Feb 15, 2002

Researchers at the Medical College of Ohio have identified a protein in the liver that helps clear insulin from blood. This discovery could eventually lead to a cure for type 2 diabetes. It has been a common belief among scientists that type 2 diabetes is initiated when the body’s muscles, fat tissues, and liver stop responding to insulin. Insulin brings sugar from blood into muscle and fat tissues to be stored as fuel and stops the liver from making its own sugar. Lack of response to insulin in type 2 diabetes leads to increased sugar levels in blood.

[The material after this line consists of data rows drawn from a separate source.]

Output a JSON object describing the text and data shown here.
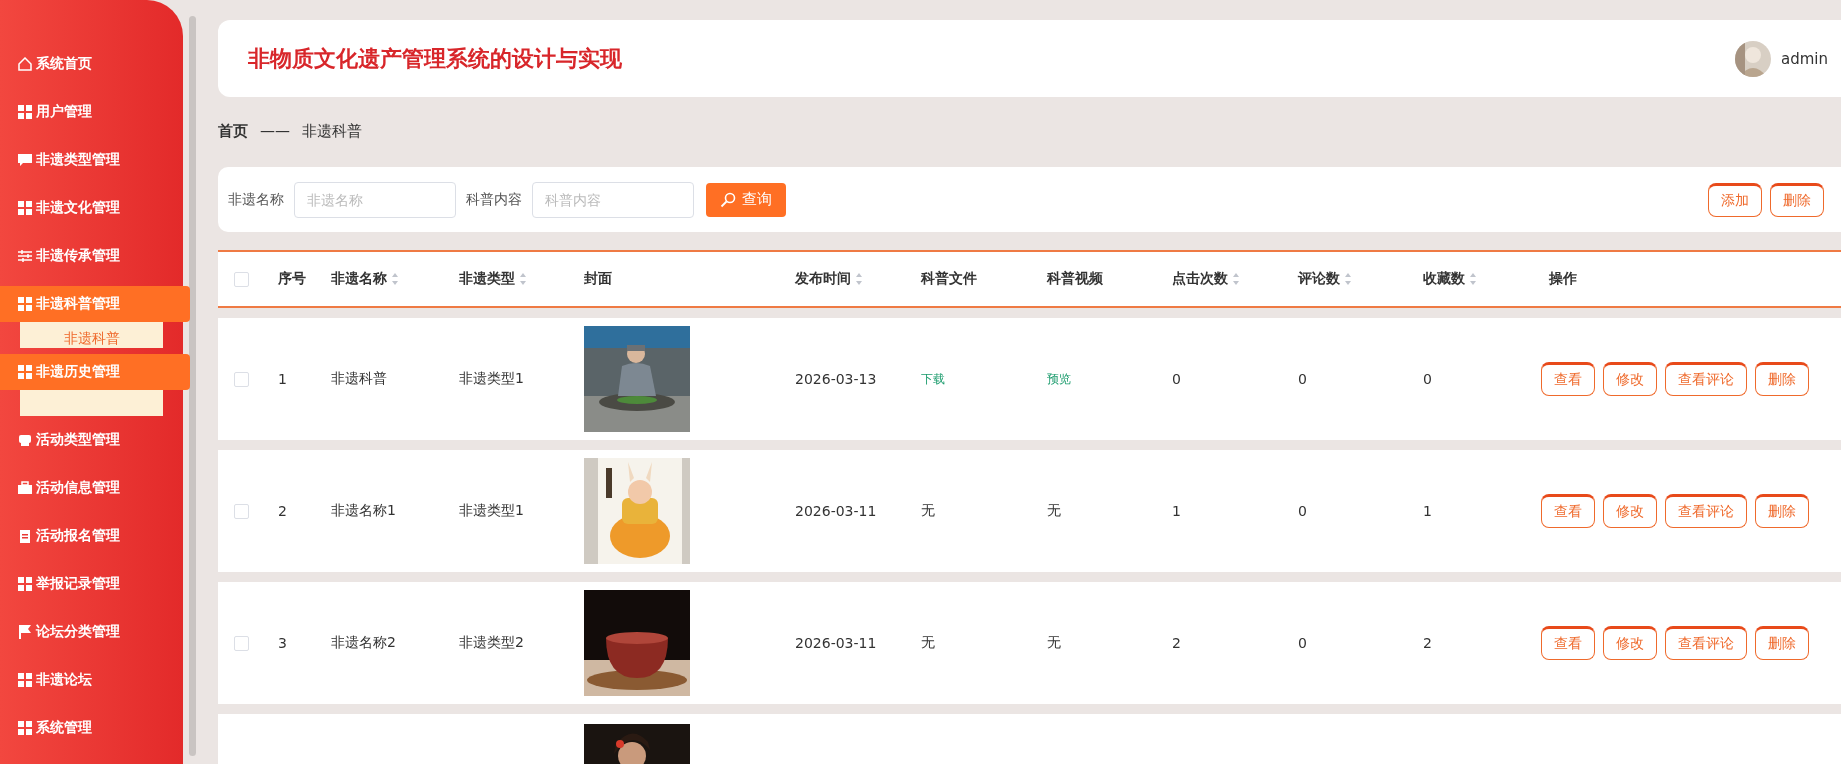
{
  "sidebar": {
    "items": [
      {
        "label": "系统首页",
        "selected": false,
        "expanded": false
      },
      {
        "label": "用户管理",
        "selected": false,
        "expanded": false
      },
      {
        "label": "非遗类型管理",
        "selected": false,
        "expanded": false
      },
      {
        "label": "非遗文化管理",
        "selected": false,
        "expanded": false
      },
      {
        "label": "非遗传承管理",
        "selected": false,
        "expanded": false
      },
      {
        "label": "非遗科普管理",
        "selected": true,
        "expanded": true,
        "children": [
          {
            "label": "非遗科普"
          }
        ]
      },
      {
        "label": "非遗历史管理",
        "selected": true,
        "expanded": true
      },
      {
        "label": "活动类型管理",
        "selected": false,
        "expanded": false
      },
      {
        "label": "活动信息管理",
        "selected": false,
        "expanded": false
      },
      {
        "label": "活动报名管理",
        "selected": false,
        "expanded": false
      },
      {
        "label": "举报记录管理",
        "selected": false,
        "expanded": false
      },
      {
        "label": "论坛分类管理",
        "selected": false,
        "expanded": false
      },
      {
        "label": "非遗论坛",
        "selected": false,
        "expanded": false
      },
      {
        "label": "系统管理",
        "selected": false,
        "expanded": false
      }
    ]
  },
  "header": {
    "title": "非物质文化遗产管理系统的设计与实现",
    "user": "admin"
  },
  "breadcrumb": {
    "home": "首页",
    "separator": "——",
    "current": "非遗科普"
  },
  "search": {
    "fields": [
      {
        "label": "非遗名称",
        "placeholder": "非遗名称"
      },
      {
        "label": "科普内容",
        "placeholder": "科普内容"
      }
    ],
    "button": "查询",
    "actions": [
      "添加",
      "删除"
    ]
  },
  "table": {
    "select_all": {
      "checked": false
    },
    "columns": [
      {
        "label": "序号",
        "sortable": false
      },
      {
        "label": "非遗名称",
        "sortable": true
      },
      {
        "label": "非遗类型",
        "sortable": true
      },
      {
        "label": "封面",
        "sortable": false
      },
      {
        "label": "发布时间",
        "sortable": true
      },
      {
        "label": "科普文件",
        "sortable": false
      },
      {
        "label": "科普视频",
        "sortable": false
      },
      {
        "label": "点击次数",
        "sortable": true
      },
      {
        "label": "评论数",
        "sortable": true
      },
      {
        "label": "收藏数",
        "sortable": true
      },
      {
        "label": "操作",
        "sortable": false
      }
    ],
    "rows": [
      {
        "kind": "full",
        "checked": false,
        "cells": [
          "1",
          "非遗科普",
          "非遗类型1"
        ],
        "cover": {
          "kind": "picture"
        },
        "date": "2026-03-13",
        "file": {
          "kind": "link",
          "text": "下载"
        },
        "video": {
          "kind": "link",
          "text": "预览"
        },
        "counts": [
          "0",
          "0",
          "0"
        ],
        "actions": [
          "查看",
          "修改",
          "查看评论",
          "删除"
        ]
      },
      {
        "kind": "full",
        "checked": false,
        "cells": [
          "2",
          "非遗名称1",
          "非遗类型1"
        ],
        "cover": {
          "kind": "picture"
        },
        "date": "2026-03-11",
        "file": {
          "kind": "text",
          "text": "无"
        },
        "video": {
          "kind": "text",
          "text": "无"
        },
        "counts": [
          "1",
          "0",
          "1"
        ],
        "actions": [
          "查看",
          "修改",
          "查看评论",
          "删除"
        ]
      },
      {
        "kind": "full",
        "checked": false,
        "cells": [
          "3",
          "非遗名称2",
          "非遗类型2"
        ],
        "cover": {
          "kind": "picture"
        },
        "date": "2026-03-11",
        "file": {
          "kind": "text",
          "text": "无"
        },
        "video": {
          "kind": "text",
          "text": "无"
        },
        "counts": [
          "2",
          "0",
          "2"
        ],
        "actions": [
          "查看",
          "修改",
          "查看评论",
          "删除"
        ]
      },
      {
        "kind": "partial",
        "cover": {
          "kind": "picture"
        }
      }
    ]
  }
}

Sonia M. Najjar Ph.D., associate professor of pharmacology and therapeutics, contends that type 2 diabetes may actually begin a step before the body starts resisting insulin. Using genetically modified mice, Najjar has found when there is increased fat in the body, the liver’s ability to clear insulin is impaired. This, in turn, can lead to insulin resistance in the liver and other tissues, thus resulting in type 2 diabetes.


This discovery coupled with the identification of CEACAM1, a liver protein that controls insulin clearance, may play a major role in the battle against type 2 diabetes.

"I can easily envision a drug that enhances the function of this protein and leads to a cure for type 2 diabetes," said Najjar.

A paper from Najjar’s laboratory about the function of the CEACAM1 protein in insulin clearance will be published in the prestigious journal, Nature Genetics in March 2002 and can be read online now on its Website. Najjar’s research is currently sponsored by the National Institute of Diabetes, Digestive and Kidney Diseases and the American Diabetes Association. The Medical College of Ohio Foundation sponsored the initial phase of her studies

We hypothesized that insulin stimulates phosphorylation of CEACAM1 which in turn leads to upregulation of receptor-mediated insulin endocytosis and degradation in the hepatocyte. We have generated transgenic mice over-expressing in liver a dominant-negative, phosphorylation-defective S503A-CEACAM1 mutant. Supporting our hypothesis, we found that S503A-CEACAM1 transgenic mice developed hyperinsulinemia resulting from impaired insulin clearance. The hyperinsulinemia caused secondary insulin resistance with impaired glucose tolerance and random, but not fasting, hyperglycemia. Transgenic mice developed visceral adiposity with increased amounts of plasma free fatty acids and plasma and hepatic triglycerides. These findings suggest a mechanism through which insulin signaling regulates insulin sensitivity by modulating hepatic insulin clearance.